We will also be exploring ways to make it more attractive for communities to invest in wind projects themselves, through the recently issued call for evidence on community energy. A joint DECC/DEFRA £15 million rural community renewable energy fund will also provide loans and grants to rural communities for initial development and planning work.

We will be working with industry and other stakeholders to ensure that the local economic and employment potential of onshore wind projects are maximised. We will also produce supply chain guidance so that all parties—developers, local business and local people are equipped to respond to these opportunities.

The package of measures that DECC, DCLG and the onshore wind industry is announcing today provide a rigorous framework that will bring about real change and introduce more understanding, fairness, trust and mutual benefit between communities and the onshore wind sector.

We will be working across Government over the next 12 months to deliver this change.
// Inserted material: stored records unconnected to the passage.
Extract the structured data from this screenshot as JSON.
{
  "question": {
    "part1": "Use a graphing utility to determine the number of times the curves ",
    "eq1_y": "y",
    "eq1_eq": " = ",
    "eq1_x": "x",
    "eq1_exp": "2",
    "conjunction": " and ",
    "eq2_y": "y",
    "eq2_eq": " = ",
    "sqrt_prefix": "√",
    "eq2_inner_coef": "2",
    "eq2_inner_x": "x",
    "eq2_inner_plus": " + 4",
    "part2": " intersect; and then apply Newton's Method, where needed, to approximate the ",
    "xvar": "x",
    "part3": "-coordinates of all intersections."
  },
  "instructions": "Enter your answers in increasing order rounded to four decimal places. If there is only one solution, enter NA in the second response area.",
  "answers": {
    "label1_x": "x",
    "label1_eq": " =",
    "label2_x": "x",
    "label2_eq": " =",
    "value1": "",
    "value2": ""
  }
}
We are committed to ensuring that support levels represent good value for money to the taxpayer and that they reflect the true costs of deploying the technologies. As the costs of deployment fall so will any support.

We have already reduced the support level for onshore wind under the renewables obligation from April 2013 by 10% (from 1 ROC/MWh to 0.9 ROC/MWh to reflect changes in costs). We carried out the second part of the call for evidence to check that this reduced support rate remained appropriate.

A large amount of new cost data have been rigorously analysed by economists and engineers within the Department.

The latest evidence shows that costs remain within the bands set out in the renewables obligation banding review. The mid-point estimates have, however, increased slightly, due to higher costs of planning, and operation and maintenance contracts. The change in the midpoint estimate of costs is less than 5% and thus within the original range.

As this evidence does not show a significant change in costs, it does not meet the legislative requirements for a further review of RO support levels.

This decision ensures ongoing value for money for the consumer and provides more certainty for developers, ensuring continuity of support as contracts for difference are introduced as part of our electricity market reforms. DECC will of course continue to monitor the costs of renewable energy technologies, in accordance with the provisions in article 33 of the Renewables Obligation Order 2009.


The measures that make up our response to the call for evidence will allow the deployment of onshore wind to the level necessary for our energy security and renewable energy goals, but will also ensure that communities will have a greater say over proposed onshore wind development and will receive more reward for hosting those developments that are taken forward. This is an important sector that is driving economic growth and I am determined that local communities should share in these benefits.

1 Sources: quarterly renewable electricity table ET 6.1; and quarterly electricity table ET5.1.

Average household consumption (GB, 2011) can be found in the our regional electricity statistics here: